Aviation maintenance technicians keep aircraft in the air by inspecting, replacing, and fixing nearly every part of an airplane or helicopter. The term aviation maintenance technician (or A&P Mechanic) is very broad and applies to nearly anyone who works on aircraft in Bal Harbour, FL.
However, as an aspiring Aviation Mechanic in training, you'll quickly learn that there are several different types of aviation mechanics out there in Bal Harbour, FL.
First of all, airframe mechanics in Bal Harbour, FL are licensed to perform repair work on the entire aircraft with the exception of the engine(s), propellers, and instruments. Powerplant mechanics in Bal Harbour, FL are authorized to work on engines and in some cases, propellers.

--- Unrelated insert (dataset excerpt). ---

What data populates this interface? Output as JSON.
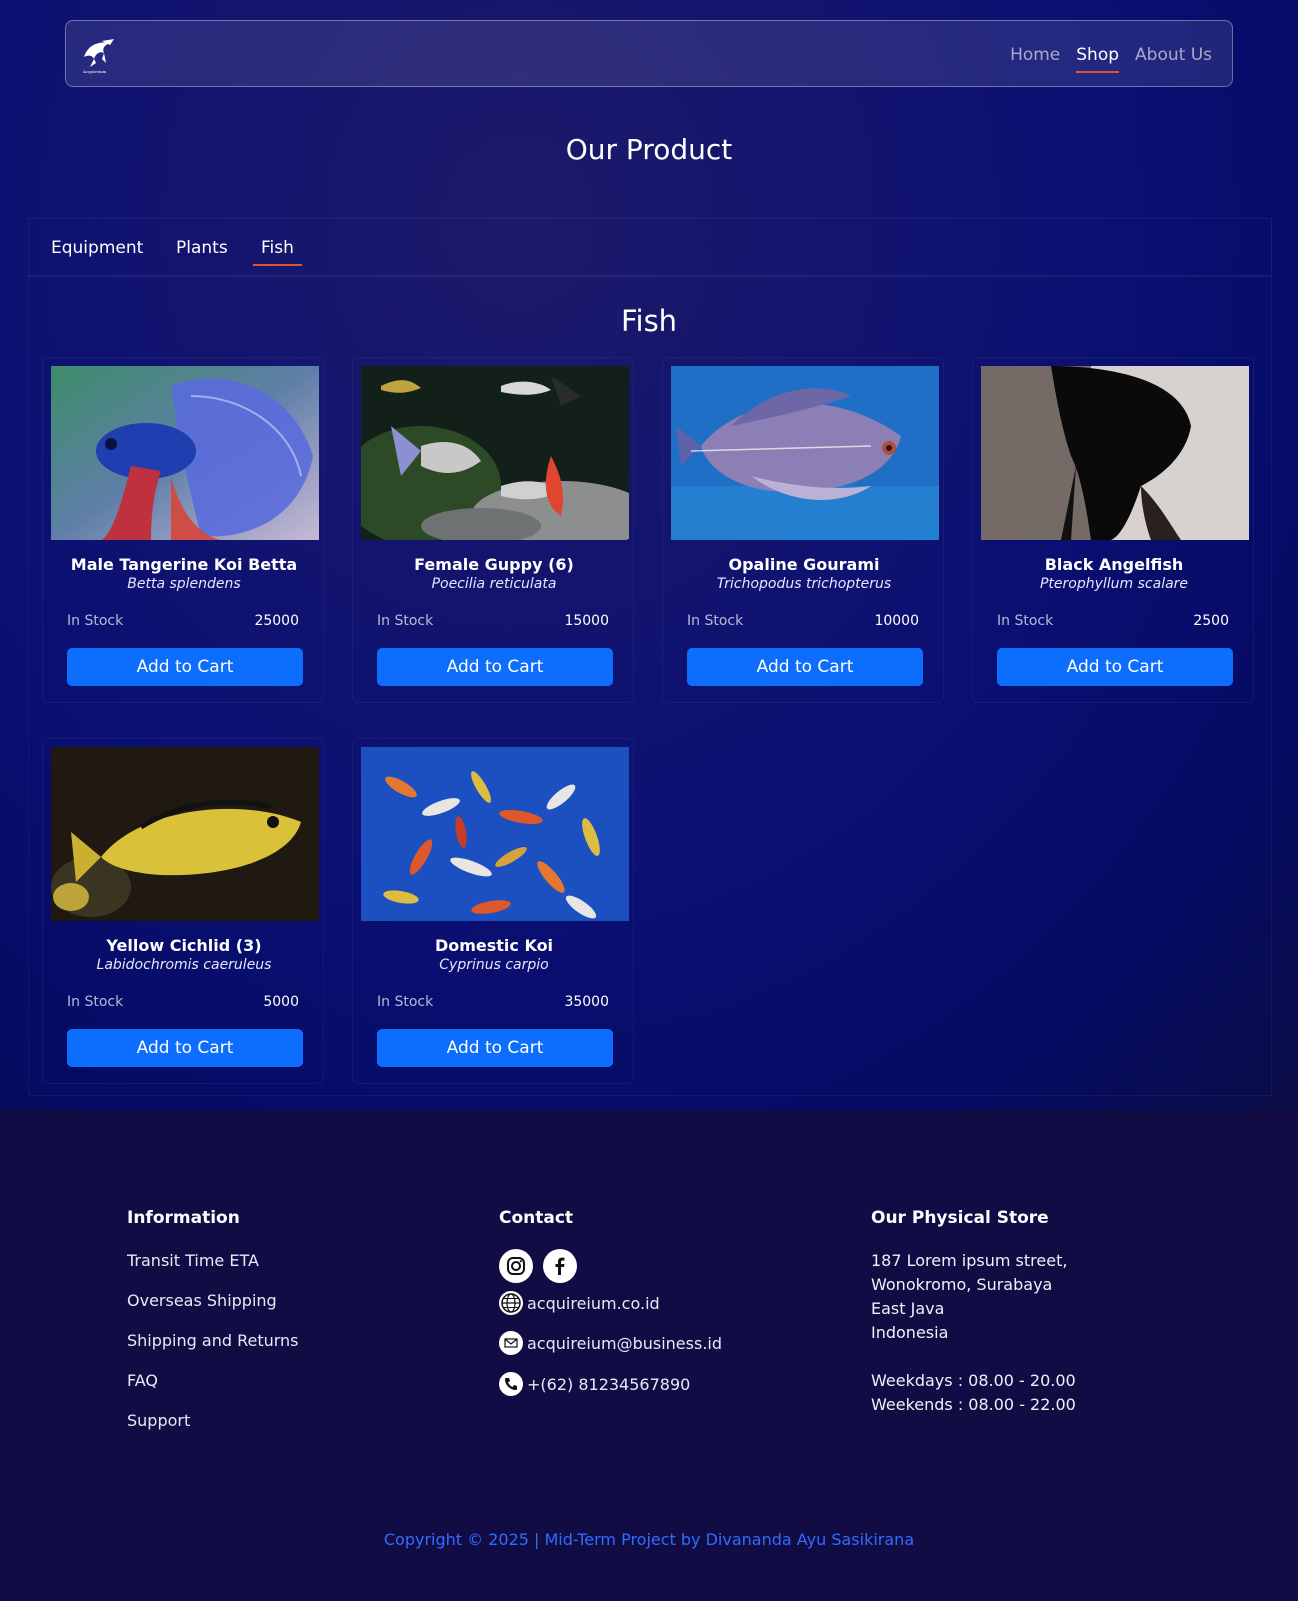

Although Aviation A&P Mechanics from Bal Harbour, FL can earn either an airframe or powerplant certificate, the vast majority of Aviation Mechanic near Bal Harbour, FL earn both certificates and are hereafter referred to as A&P (airframe and powerplant) mechanics. Avionics technicians work exclusively on aircraft radios, instruments, navigation, weather, traffic, and ground proximity systems. Learn more about aviation maintenance technician jobs.
Aviation Maintenance Technician Career Paths Near Bal Harbour, FL
As an A&P mechanic in Bal Harbour, FL, you are eligible to work in a huge variety of settings. You can work as a freelance mechanic at your local airfield in Bal Harbour, FL, get a job working for a local airport near Bal Harbour, FL, work for a corporate aviation department maintaining one or a fleet of aircraft in Bal Harbour, FL, or end up at a major airline working on passenger jets and turboprops.
After three years of operating as an A&P mechanic in Bal Harbour, FL (with 24 months of hands-on experience), you're eligible to move up and become an inspection authorization mechanic (IA). IA's are A&Ps with the authority to return aircraft to service after certain types of thorough inspections.
Aviation Maintenance Technician Key Points
Aircraft Mechanic Trade Schools in Bal Harbour, FL must be detail-oriented. Aircraft mechanics perform a variety of complex tasks where mistakes can be costly in terms of money and human life. When the tools are put away, the job is not complete; aircraft mechanics must also be excellent record keepers.
Paperwork for all inspections and work completed must be filed and logged appropriately for each task completed. The larger and more complex the aircraft, the more paperwork. Find out more about aviation maintenance technician training.
Aviation Facts and Figures for Bal Harbour, FL
Helicopter Pilot's License for Bal Harbour, FLCommercial pilots must be at least 18 with 190 or more flight hours logged through flight school. Otherwise, applicants need 250 hours, including 100 solo hours and 40 hours flown cross-country. The FAR allows commercial pilots to accept pay for their services.
Helicopter Main Rotor System
The rotor system is the rotating part of a helicopter which generates lift. The rotor consists of a mast, hub, and rotor blades. The mast is a cylindrical metal shaft that extends upwards from and is driven, and sometimes supported, by the transmission. At the top of the mast is the attachment point for the rotor blades called the hub. The rotor blades are then attached to the hub by any number of different methods. Main rotor systems are classified according to how the main rotor blades are attached and move relative to the main rotor hub. There are three basic classifications: rigid, semirigid, or fully articulated.